ESPN.com has learned that Meadows will undergo a physical exam for the Atlanta Falcons on Wednesday. He will then fly to Jackson, Miss., site of the Saints' training camp, to meet with New Orleans officials.

The Falcons would probably consider Meadows as a candidate at guard. New Orleans, which is rebuilding its offensive line, would almost certainly try Meadows at right tackle. The projected starter at right tackle for the Saints is former second-round draft choice (2003) Jon Stinchcomb. But Stinchcomb, who like Meadows played at the University of Georgia, has appeared in just 10 games in three seasons, none as a starter, and missed the entire 2005 season after rupturing his right patella tendon in training camp last summer.

Over the last two years, Meadows has built a successful home construction business in his native Georgia and the company is up and running well. He has built his weight back up as well, to 290 pounds now, from a low of 258 pounds. In his last few seasons in the league, Meadows was listed at 290 pounds, although he probably played a bit heavier.

His shoulders, Meadows said, feel better than they have in years and he is confident that he can hold up physically in camp.

Meadows, 32, played seven seasons with the Indianapolis Colts, including six as a starter, before signing a five-year, $15 million contract with the Panthers as an unrestricted free agent in 2004. But early in training camp, Meadows, projected as the starting right tackle, was bothered by persistent shoulder woes that kept him off the field. He had undergone shoulder surgeries in 1999 and 2003 and, frustrated by his inability to perform at his previous level, opted to retire.

"I wasn't going to steal their money and just try to hang on," Meadows told ESPN.com last week, after petitioning the NFL for reinstatement. "They had certain expectations for me. And my expectations were even higher than theirs. I went there to play football and I didn't think I could do it the way I'd been able to in the past. You don't like leaving a team in a bind in camp, but you don't want to cheat people, either. But I just couldn't get it done."

The reinstatement issue was basically a formality. But even though Meadows repaid the Panthers his entire $2.5 million signing bonus when he retired, Carolina still retained his rights, and team officials wanted some time to consider whether to bring him back. After a few days of discussions, the Panthers decided they are comfortable with the composition of their offensive line depth chart going into training camp.

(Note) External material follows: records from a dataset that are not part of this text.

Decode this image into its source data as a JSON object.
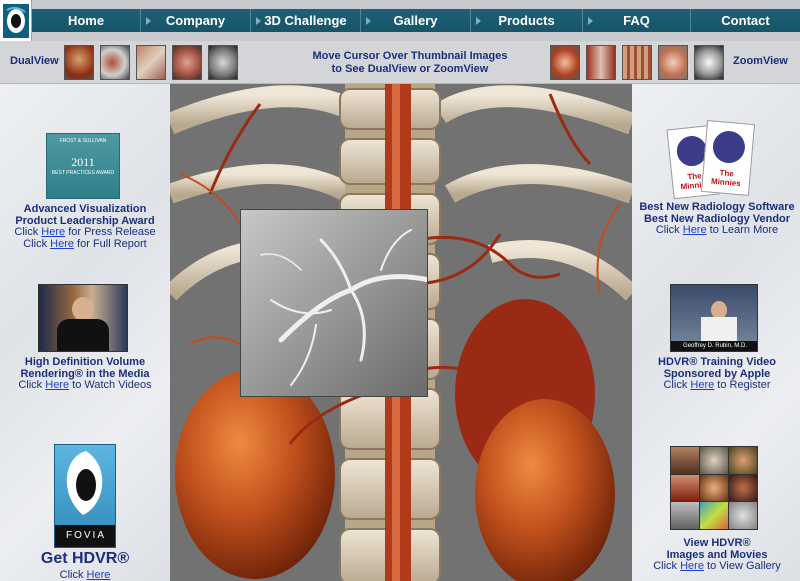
{
  "nav": {
    "items": [
      {
        "label": "Home"
      },
      {
        "label": "Company"
      },
      {
        "label": "3D Challenge"
      },
      {
        "label": "Gallery"
      },
      {
        "label": "Products"
      },
      {
        "label": "FAQ"
      },
      {
        "label": "Contact"
      }
    ]
  },
  "strip": {
    "left_label": "DualView",
    "right_label": "ZoomView",
    "instruction_line1": "Move Cursor Over Thumbnail Images",
    "instruction_line2": "to See DualView or ZoomView"
  },
  "left": {
    "award": {
      "line1": "Advanced Visualization",
      "line2": "Product Leadership Award",
      "click1": "Click",
      "here1": "Here",
      "rest1": "for Press Release",
      "click2": "Click",
      "here2": "Here",
      "rest2": "for Full Report",
      "badge_top": "FROST & SULLIVAN",
      "badge_year": "2011",
      "badge_text": "BEST PRACTICES AWARD"
    },
    "media": {
      "line1": "High Definition Volume",
      "line2": "Rendering® in the Media",
      "click": "Click",
      "here": "Here",
      "rest": "to Watch Videos"
    },
    "hdvr": {
      "logo_text": "FOVIA",
      "title": "Get HDVR®",
      "click": "Click",
      "here": "Here"
    }
  },
  "right": {
    "minnies": {
      "line1": "Best New Radiology Software",
      "line2": "Best New Radiology Vendor",
      "click": "Click",
      "here": "Here",
      "rest": "to Learn More",
      "card_text": "The Minnies"
    },
    "training": {
      "line1": "HDVR® Training Video",
      "line2": "Sponsored by Apple",
      "click": "Click",
      "here": "Here",
      "rest": "to Register",
      "caption": "Geoffrey D. Rubin, M.D."
    },
    "gallery": {
      "line1": "View HDVR®",
      "line2": "Images and Movies",
      "click": "Click",
      "here": "Here",
      "rest": "to View Gallery"
    }
  },
  "colors": {
    "nav_bg": "#175467",
    "link": "#1a3fd0",
    "text": "#1b2f7c"
  }
}
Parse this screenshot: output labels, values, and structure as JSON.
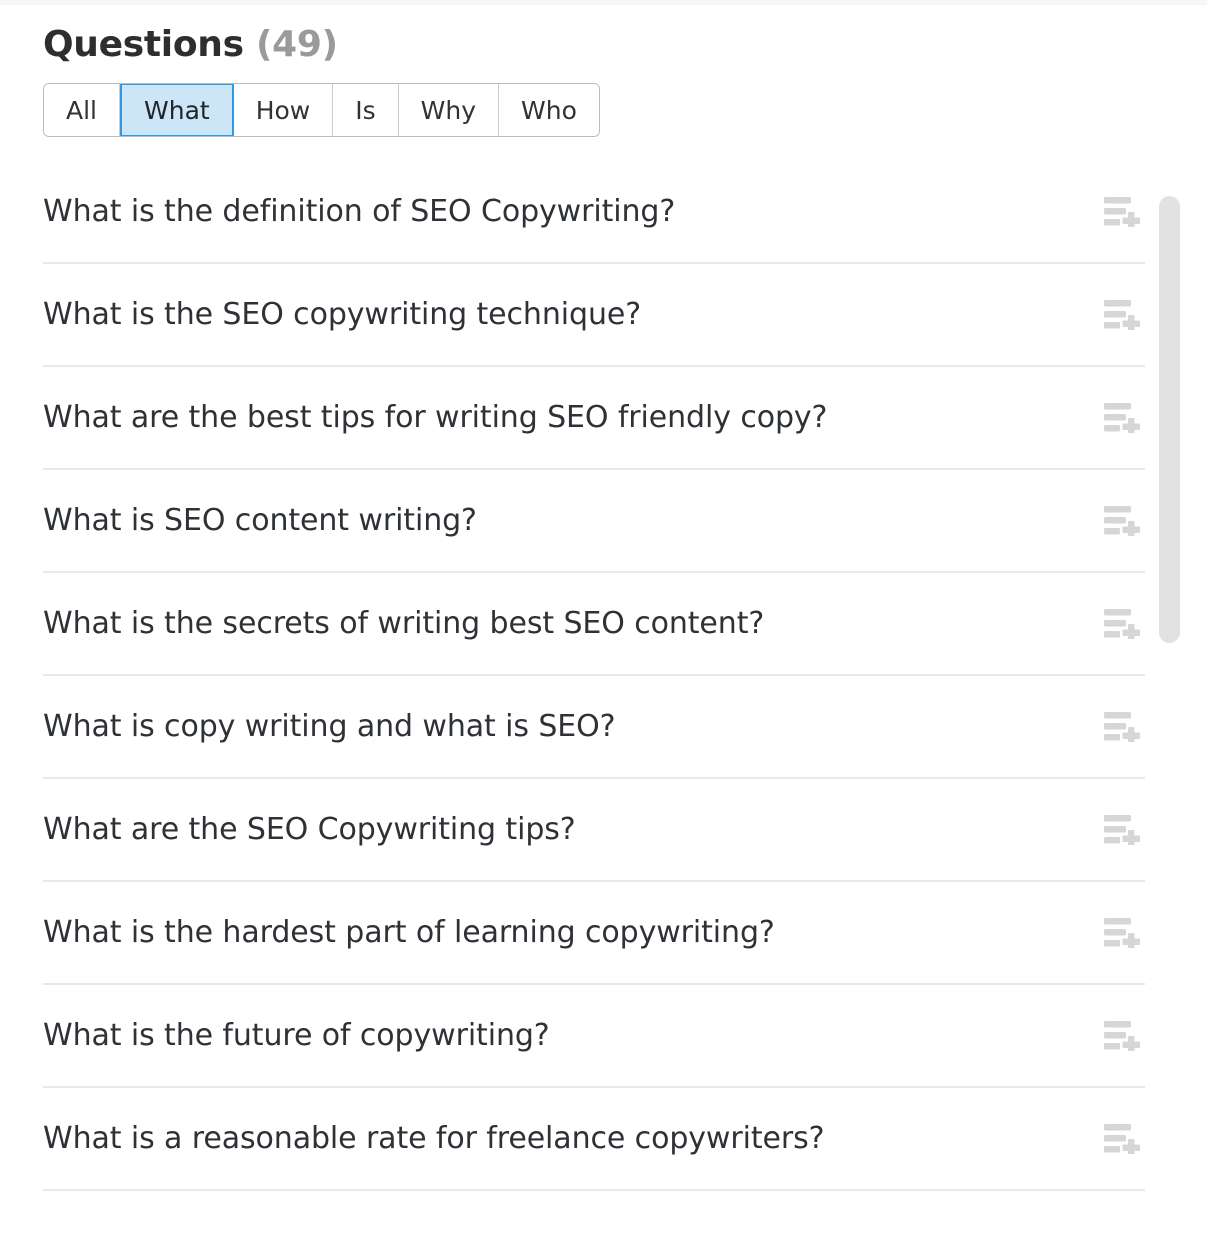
{
  "header": {
    "title": "Questions",
    "count": "(49)"
  },
  "tabs": [
    {
      "label": "All",
      "active": false
    },
    {
      "label": "What",
      "active": true
    },
    {
      "label": "How",
      "active": false
    },
    {
      "label": "Is",
      "active": false
    },
    {
      "label": "Why",
      "active": false
    },
    {
      "label": "Who",
      "active": false
    }
  ],
  "questions": [
    {
      "text": "What is the definition of SEO Copywriting?",
      "action_icon": "add-to-list-icon"
    },
    {
      "text": "What is the SEO copywriting technique?",
      "action_icon": "add-to-list-icon"
    },
    {
      "text": "What are the best tips for writing SEO friendly copy?",
      "action_icon": "add-to-list-icon"
    },
    {
      "text": "What is SEO content writing?",
      "action_icon": "add-to-list-icon"
    },
    {
      "text": "What is the secrets of writing best SEO content?",
      "action_icon": "add-to-list-icon"
    },
    {
      "text": "What is copy writing and what is SEO?",
      "action_icon": "add-to-list-icon"
    },
    {
      "text": "What are the SEO Copywriting tips?",
      "action_icon": "add-to-list-icon"
    },
    {
      "text": "What is the hardest part of learning copywriting?",
      "action_icon": "add-to-list-icon"
    },
    {
      "text": "What is the future of copywriting?",
      "action_icon": "add-to-list-icon"
    },
    {
      "text": "What is a reasonable rate for freelance copywriters?",
      "action_icon": "add-to-list-icon"
    }
  ],
  "colors": {
    "active_tab_background": "#cce5f7",
    "active_tab_border": "#2e9ae0",
    "divider": "#e4e9f0",
    "title_text": "#2e2e2e",
    "count_text": "#9a9a9a",
    "icon": "#d6d6d6",
    "scrollbar_thumb": "#e2e2e2"
  }
}
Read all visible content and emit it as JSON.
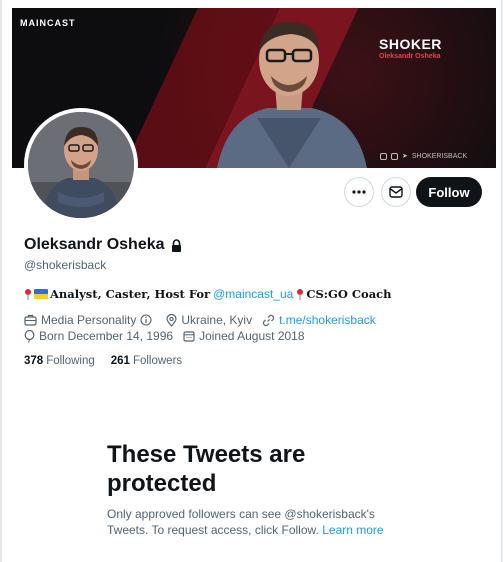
{
  "banner": {
    "logo_text": "MAINCAST",
    "title": "SHOKER",
    "subtitle": "Oleksandr Osheka",
    "socials_handle": "SHOKERISBACK"
  },
  "actions": {
    "more_icon": "ellipsis-icon",
    "message_icon": "mail-icon",
    "follow_label": "Follow"
  },
  "profile": {
    "name": "Oleksandr Osheka",
    "lock_icon": "lock-icon",
    "handle": "@shokerisback",
    "bio_role": "Analyst, Caster, Host For",
    "bio_mention": "@maincast_ua",
    "bio_coach": "CS:GO Coach",
    "category": "Media Personality",
    "location": "Ukraine, Kyiv",
    "website": "t.me/shokerisback",
    "born": "Born December 14, 1996",
    "joined": "Joined August 2018"
  },
  "stats": {
    "following_count": "378",
    "following_label": "Following",
    "followers_count": "261",
    "followers_label": "Followers"
  },
  "protected": {
    "title": "These Tweets are protected",
    "text": "Only approved followers can see @shokerisback's Tweets. To request access, click Follow.",
    "learn_more": "Learn more"
  },
  "colors": {
    "accent": "#1d9bf0",
    "text_primary": "#0f1419",
    "text_secondary": "#536471",
    "banner_red": "#8e1520"
  }
}
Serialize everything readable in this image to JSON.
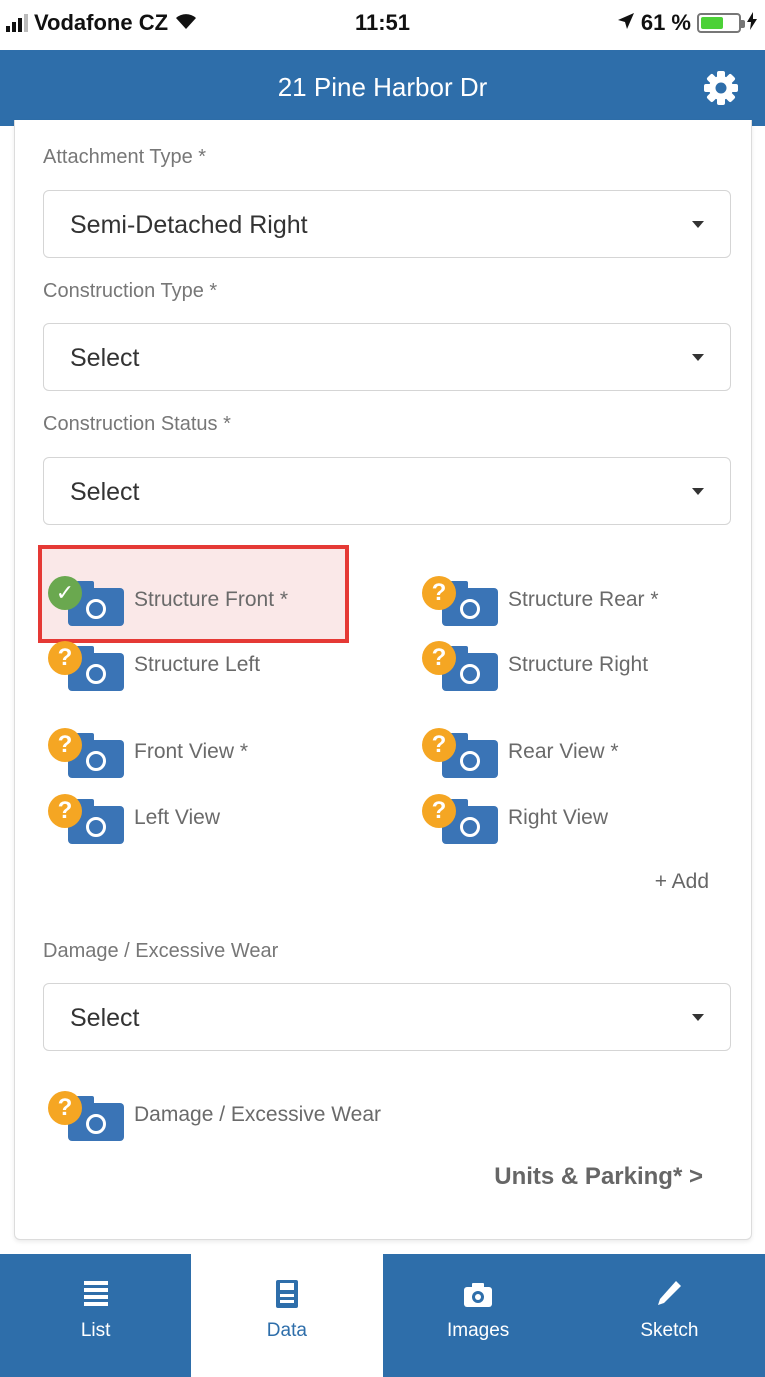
{
  "status_bar": {
    "carrier": "Vodafone CZ",
    "time": "11:51",
    "battery_text": "61 %",
    "battery_level": 0.61
  },
  "header": {
    "title": "21 Pine Harbor Dr",
    "settings_icon": "gear-icon"
  },
  "form": {
    "attachment_type": {
      "label": "Attachment Type *",
      "value": "Semi-Detached Right"
    },
    "construction_type": {
      "label": "Construction Type *",
      "value": "Select"
    },
    "construction_status": {
      "label": "Construction Status *",
      "value": "Select"
    },
    "photos": [
      {
        "label": "Structure Front *",
        "status": "complete"
      },
      {
        "label": "Structure Rear *",
        "status": "missing"
      },
      {
        "label": "Structure Left",
        "status": "missing"
      },
      {
        "label": "Structure Right",
        "status": "missing"
      },
      {
        "label": "Front View *",
        "status": "missing"
      },
      {
        "label": "Rear View *",
        "status": "missing"
      },
      {
        "label": "Left View",
        "status": "missing"
      },
      {
        "label": "Right View",
        "status": "missing"
      }
    ],
    "add_label": "+ Add",
    "damage": {
      "label": "Damage / Excessive Wear",
      "value": "Select"
    },
    "damage_photo": {
      "label": "Damage / Excessive Wear",
      "status": "missing"
    },
    "next_link": "Units & Parking* >"
  },
  "badges": {
    "missing_symbol": "?",
    "complete_symbol": "✓"
  },
  "tabs": [
    {
      "label": "List",
      "icon": "list-icon"
    },
    {
      "label": "Data",
      "icon": "save-icon",
      "active": true
    },
    {
      "label": "Images",
      "icon": "camera-icon"
    },
    {
      "label": "Sketch",
      "icon": "pencil-icon"
    }
  ],
  "colors": {
    "primary": "#2e6eaa",
    "badge_missing": "#f5a623",
    "badge_complete": "#6aa84f",
    "highlight": "#e53935"
  }
}
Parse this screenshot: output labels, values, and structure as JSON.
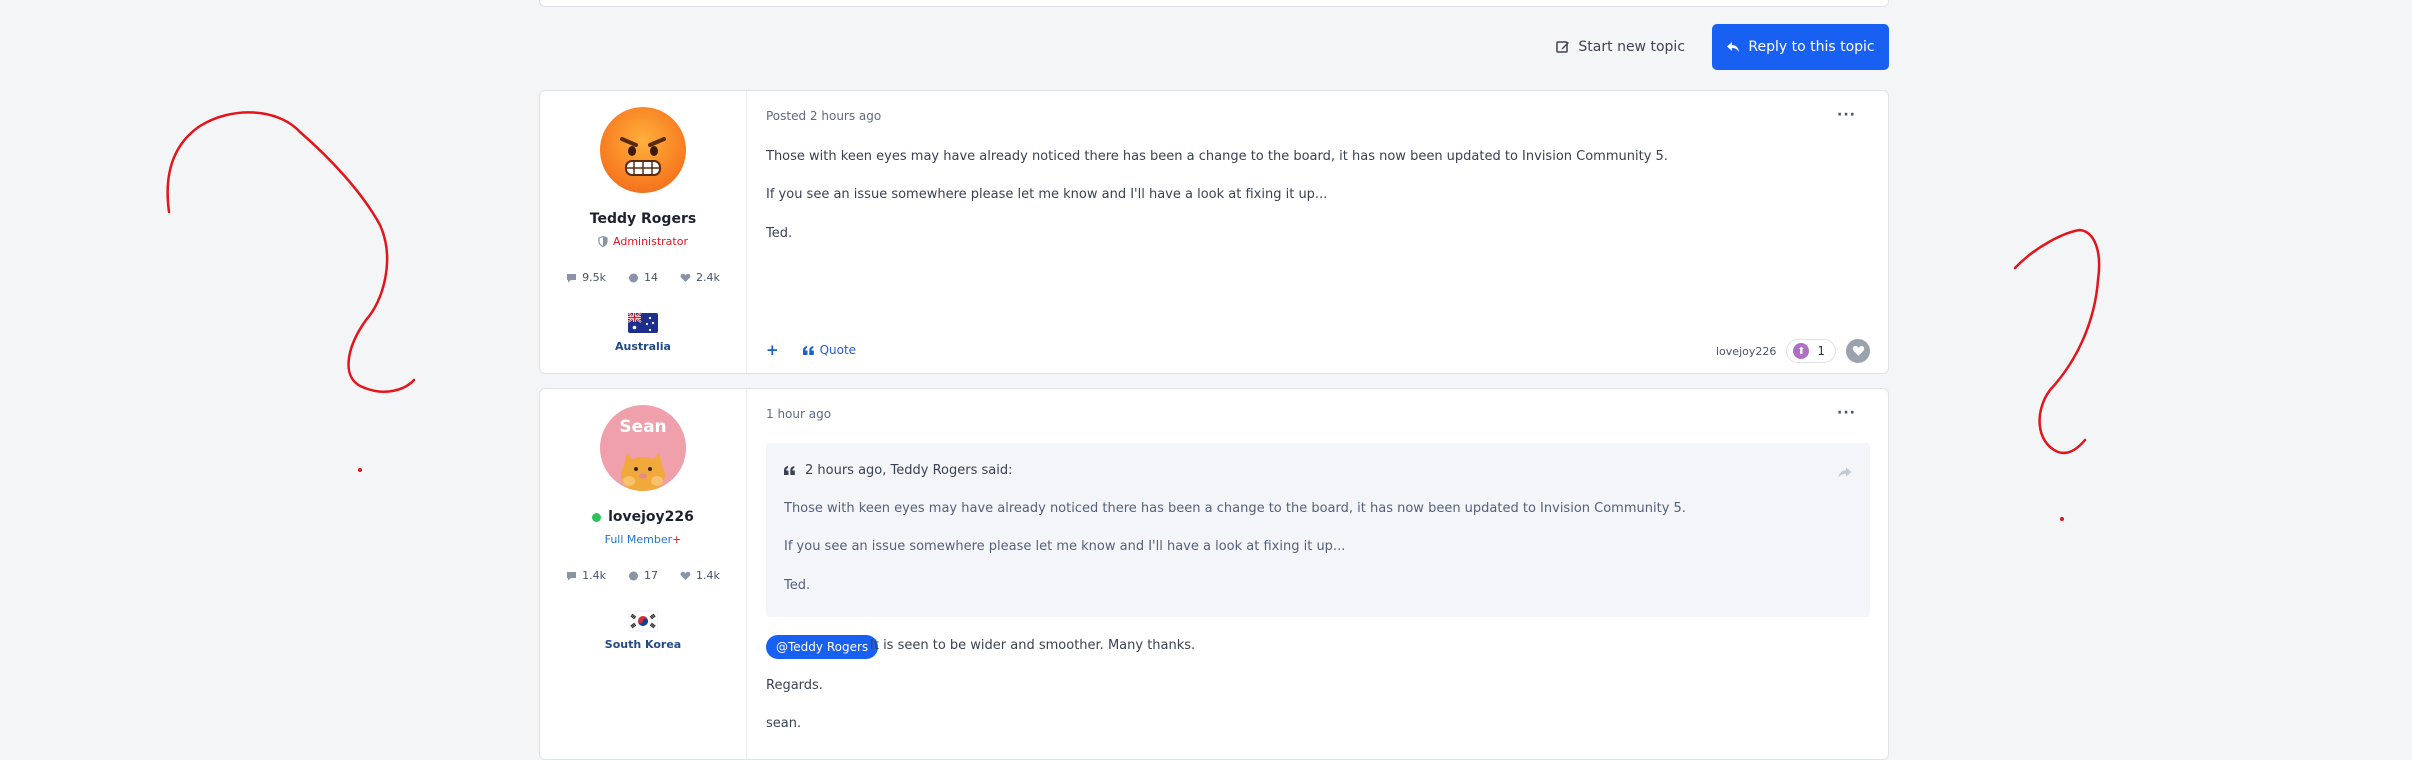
{
  "colors": {
    "accent": "#1760f2",
    "admin": "#e3141c",
    "member": "#1f74c9",
    "annotation": "#e3141c",
    "online": "#2ec15a"
  },
  "actions": {
    "start_topic": "Start new topic",
    "reply_topic": "Reply to this topic"
  },
  "posts": [
    {
      "author": {
        "name": "Teddy Rogers",
        "role": "Administrator",
        "stats": {
          "posts": "9.5k",
          "comments": "14",
          "likes": "2.4k"
        },
        "country": "Australia",
        "avatar_icon": "angry-face-emoji-avatar"
      },
      "meta": "Posted 2 hours ago",
      "paragraphs": [
        "Those with keen eyes may have already noticed there has been a change to the board, it has now been updated to Invision Community 5.",
        "If you see an issue somewhere please let me know and I'll have a look at fixing it up...",
        "Ted."
      ],
      "footer": {
        "plus": "+",
        "quote": "Quote",
        "reacted_by": "lovejoy226",
        "reaction_count": "1"
      }
    },
    {
      "author": {
        "name": "lovejoy226",
        "role": "Full Member",
        "role_suffix": "+",
        "stats": {
          "posts": "1.4k",
          "comments": "17",
          "likes": "1.4k"
        },
        "country": "South Korea",
        "avatar_text": "Sean"
      },
      "meta": "1 hour ago",
      "quote": {
        "header": "2 hours ago, Teddy Rogers said:",
        "paragraphs": [
          "Those with keen eyes may have already noticed there has been a change to the board, it has now been updated to Invision Community 5.",
          "If you see an issue somewhere please let me know and I'll have a look at fixing it up...",
          "Ted."
        ]
      },
      "mention": "@Teddy Rogers",
      "mention_rest": " It is seen to be wider and smoother. Many thanks.",
      "paragraphs": [
        "Regards.",
        "sean."
      ]
    }
  ]
}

Meadows said last week that, if the Panthers did not want to add him to the roster, it would not diminish his desire to return to the league.

"I'm hungry again, plain and simple, and I'm healthier now," said Meadows, whose NFL resume includes 103 appearances, with 96 of them as a starter. "Maybe had another year gone by, I wouldn't feel this way, because I'd be settled into retirement. But it seems like the time is right for me and that it's the right thing for me to do."

Senior writer Len Pasquarelli covers the NFL for ESPN.com.